The closer I get to the end of the original run of Twin Peaks, the more I’ve begun to realize that many of the storylines that are coming up now will have little, if anything, to do with the new season. For example, everything around Ghostwood Estates.
Now that Ben Horne has won the civil war, he’s back to normal. Well, back to Normal-ish. For some reason he’s become a born again environmentalist, hell-bent on stopping Catherine Packard’s attempt to develop the Ghostwood land. His plan is to draw attention to the endangered Pine Weasel, who calls the Ghostwood forests his home.
Now, by the time we get to the new season, this resolution of this plotline will have been 25 or more years in the past, so outside of maybe a casual reference to it, I can’t see how it will play any role in what’s to come. It’s weird watching this show with that in mind, because it makes it extra hard to care about some of these subplots that were already of little interest.
At least Josie gets more or less resolved this episode, as she gets the chance to murder Thomas Eckhardt rather than go back to Hong Kong with him, and then keel over dead herself, rather suddenly and surprisingly, and then, even more surprisingly, appear to become trapped in the knob of a dresser drawer inside the Great Northern.
As all this is going on Coop gets a vision of BOB, who crawls up onto the hotel room’s bed and asks him, “What happened to Josie?” which is a pretty good question. A moment later, the little man from another place appears in BOB’s place, doing his usual dancing thing.
Did I mention this was the very first episode of Twin Peaks I ever watched? Watching the episode again reminded me of how, for the most of the runtime, I was convinced that this was going to be a pretty ordinary soap opera, with murders and backstabbing and all that kind of good stuff. And then those last few minutes hit and it blew my mind and even though I had no idea what was going on, I knew I had to come back.
Anyway, back to the show.
John “Jack” Justice Wheeler arrives, with what can only be described as a perfect superhero name. Sparks are already flying between him and Audrey, even though his first meeting with her involves him creepily talking about how cute she was when she 10 and playing Heidi, and how he has a picture of that little girl in his wallet. Uh, pedo alert much? Sorry, Jack, I’m sure you’re a good guy, but there are some serious red flags here.
Elsewhere, Norma finally gets tired of Hank, now in jail for parole violations, and Nadine breaks up with Ed, even though I was pretty sure they did that last episode, so now, FINALLY, Ed and Norma can be together. At least for a few episodes, because these characters are pretty much defined by their inability to be together. Which reminds me, there’s a shot in one of the new Twin Peaks trailers that shows a sad looking Big Ed, and I can’t help but wonder if that’s a sign that he still hasn’t been able to get hooked up with Norma. Seems likely.
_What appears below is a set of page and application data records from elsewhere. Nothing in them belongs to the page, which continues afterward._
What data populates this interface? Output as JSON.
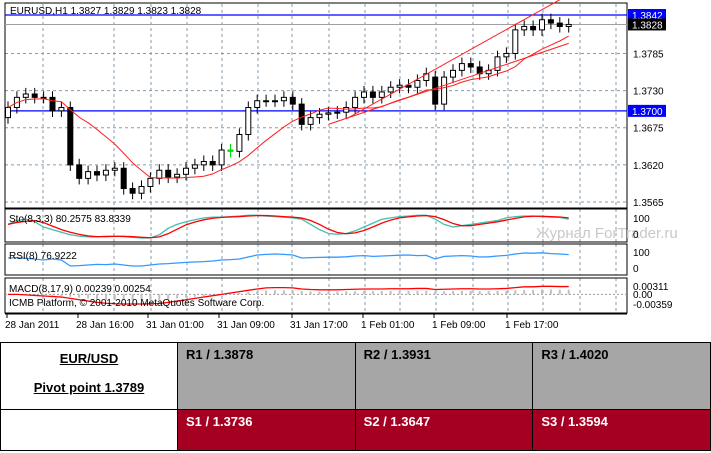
{
  "chart_header": "EURUSD,H1  1.3827 1.3829 1.3823 1.3828",
  "price_axis": {
    "ticks": [
      "1.3785",
      "1.3730",
      "1.3675",
      "1.3620",
      "1.3565"
    ],
    "tick_values": [
      1.3785,
      1.373,
      1.3675,
      1.362,
      1.3565
    ],
    "line_1": {
      "label": "1.3842",
      "value": 1.3842,
      "color": "#0000ff"
    },
    "line_2": {
      "label": "1.3700",
      "value": 1.37,
      "color": "#0000ff"
    },
    "current": {
      "label": "1.3828",
      "value": 1.3828
    }
  },
  "watermark": "Журнал ForTrader.ru",
  "chart_data": {
    "type": "candlestick",
    "symbol": "EURUSD",
    "timeframe": "H1",
    "ylim": [
      1.3565,
      1.3842
    ],
    "x_labels": [
      "28 Jan 2011",
      "28 Jan 16:00",
      "31 Jan 01:00",
      "31 Jan 09:00",
      "31 Jan 17:00",
      "1 Feb 01:00",
      "1 Feb 09:00",
      "1 Feb 17:00"
    ],
    "opens": [
      1.369,
      1.3705,
      1.372,
      1.3725,
      1.372,
      1.372,
      1.37,
      1.3705,
      1.362,
      1.36,
      1.361,
      1.3605,
      1.3612,
      1.3615,
      1.3585,
      1.3578,
      1.3588,
      1.36,
      1.3612,
      1.3602,
      1.3606,
      1.3615,
      1.362,
      1.3625,
      1.362,
      1.3642,
      1.364,
      1.3665,
      1.3705,
      1.3715,
      1.3715,
      1.3715,
      1.372,
      1.371,
      1.368,
      1.369,
      1.3695,
      1.3697,
      1.3698,
      1.3705,
      1.372,
      1.3728,
      1.372,
      1.3728,
      1.3735,
      1.3738,
      1.3735,
      1.3745,
      1.375,
      1.371,
      1.375,
      1.376,
      1.377,
      1.3765,
      1.3755,
      1.376,
      1.378,
      1.3785,
      1.382,
      1.3825,
      1.382,
      1.3835,
      1.383,
      1.3825
    ],
    "closes": [
      1.3705,
      1.372,
      1.3725,
      1.372,
      1.372,
      1.37,
      1.3705,
      1.362,
      1.36,
      1.361,
      1.3605,
      1.3612,
      1.3615,
      1.3585,
      1.3578,
      1.3588,
      1.36,
      1.3612,
      1.3602,
      1.3606,
      1.3615,
      1.362,
      1.3625,
      1.362,
      1.3642,
      1.364,
      1.3665,
      1.3705,
      1.3715,
      1.3715,
      1.3715,
      1.372,
      1.371,
      1.368,
      1.369,
      1.3695,
      1.3697,
      1.3698,
      1.3705,
      1.372,
      1.3728,
      1.372,
      1.3728,
      1.3735,
      1.3738,
      1.3735,
      1.3745,
      1.3755,
      1.371,
      1.375,
      1.376,
      1.377,
      1.3765,
      1.3755,
      1.376,
      1.378,
      1.3785,
      1.382,
      1.3825,
      1.382,
      1.3835,
      1.383,
      1.3825,
      1.3828
    ],
    "wick": 0.0009,
    "channel": {
      "upper": [
        [
          38,
          1.3688
        ],
        [
          63,
          1.3872
        ]
      ],
      "lower": [
        [
          36,
          1.368
        ],
        [
          63,
          1.38
        ]
      ]
    },
    "indicators": {
      "stochastic": {
        "label": "Sto(8,3,3) 80.2575 83.8339",
        "ticks": [
          "100",
          "0"
        ],
        "values": [
          60,
          75,
          80,
          70,
          50,
          40,
          30,
          20,
          15,
          12,
          12,
          15,
          15,
          13,
          10,
          8,
          8,
          20,
          45,
          60,
          70,
          78,
          85,
          88,
          88,
          90,
          92,
          95,
          95,
          92,
          90,
          88,
          85,
          80,
          60,
          40,
          25,
          22,
          25,
          35,
          50,
          65,
          80,
          85,
          90,
          92,
          95,
          95,
          80,
          60,
          50,
          55,
          60,
          65,
          70,
          75,
          85,
          90,
          92,
          92,
          90,
          88,
          87,
          80
        ]
      },
      "rsi": {
        "label": "RSI(8) 76.9222",
        "ticks": [
          "100",
          "0"
        ],
        "values": [
          60,
          62,
          58,
          55,
          50,
          55,
          50,
          20,
          22,
          25,
          28,
          27,
          30,
          25,
          20,
          20,
          25,
          30,
          32,
          35,
          38,
          40,
          42,
          45,
          50,
          52,
          55,
          65,
          75,
          78,
          80,
          78,
          75,
          60,
          62,
          63,
          64,
          64,
          66,
          70,
          72,
          68,
          70,
          72,
          74,
          75,
          72,
          73,
          55,
          68,
          70,
          72,
          70,
          65,
          66,
          70,
          73,
          80,
          85,
          84,
          86,
          82,
          80,
          77
        ]
      },
      "macd": {
        "label": "MACD(8,17,9) 0.00239 0.00254",
        "ticks": [
          "0.00311",
          "0.00",
          "-0.00359"
        ],
        "range": [
          -0.00359,
          0.00311
        ],
        "values": [
          0,
          0,
          -0.0002,
          -0.0004,
          -0.0006,
          -0.0008,
          -0.001,
          -0.0015,
          -0.002,
          -0.0025,
          -0.003,
          -0.0033,
          -0.0035,
          -0.0036,
          -0.0036,
          -0.0036,
          -0.0035,
          -0.0034,
          -0.003,
          -0.0025,
          -0.002,
          -0.0015,
          -0.001,
          -0.0005,
          0,
          0.0005,
          0.001,
          0.0015,
          0.002,
          0.0024,
          0.0025,
          0.0025,
          0.0024,
          0.002,
          0.0018,
          0.0017,
          0.0017,
          0.0017,
          0.0018,
          0.0019,
          0.002,
          0.002,
          0.002,
          0.0021,
          0.0021,
          0.0021,
          0.0022,
          0.0022,
          0.0018,
          0.0019,
          0.002,
          0.0021,
          0.0021,
          0.002,
          0.002,
          0.0021,
          0.0022,
          0.0025,
          0.0028,
          0.0028,
          0.003,
          0.003,
          0.0029,
          0.0029
        ]
      },
      "footer": "ICMB Platform, © 2001-2010 MetaQuotes Software Corp."
    }
  },
  "pivot_table": {
    "pair": "EUR/USD",
    "pivot": "Pivot point 1.3789",
    "resistance": [
      "R1 / 1.3878",
      "R2 / 1.3931",
      "R3 / 1.4020"
    ],
    "support": [
      "S1 / 1.3736",
      "S2 / 1.3647",
      "S3 / 1.3594"
    ],
    "colors": {
      "resistance": "#a6a6a6",
      "support": "#a50021"
    }
  }
}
Finally, Pete is suddenly shown to be a chess champion, so Coop enlists him to help with the Windom Earle game. Specifically, his goal is to create a stalemate game, losing as few pieces as possible.
I’m going to take a moment here to talk about Pete, who is one of the more challenging characters for me to wrap my head around. Now, in my head, Pete is a pretty good guy, but there have been moments in the show where he’s behaved like kind of a jerk, and I’m not sure if that’s because the writers are just having him behave out of character for story reasons, or if it’s because he’s actually intended to be a jerk but Jack Nance’s goofy performance makes him seem so much better than that.
Specifically, I’m thinking of the moment that he goes to see Ben Horne in jail with the recording of Catherine. Now, I can understand Pete wanting to help out his wife, who clearly loves for more than is loved back, but the way he cackles at the way that Ben’s been outwitted by Catherine just seems perversely out of character. That and the way he’s okay going along with Josie being treated as a maid seems weird when he had previously confessed to loving her. It all just makes for confusing character choices.
But like I said, he’s just so darn lovable. The Twin Peaks return will be poorer in his absence. RIP, Mr. Nance.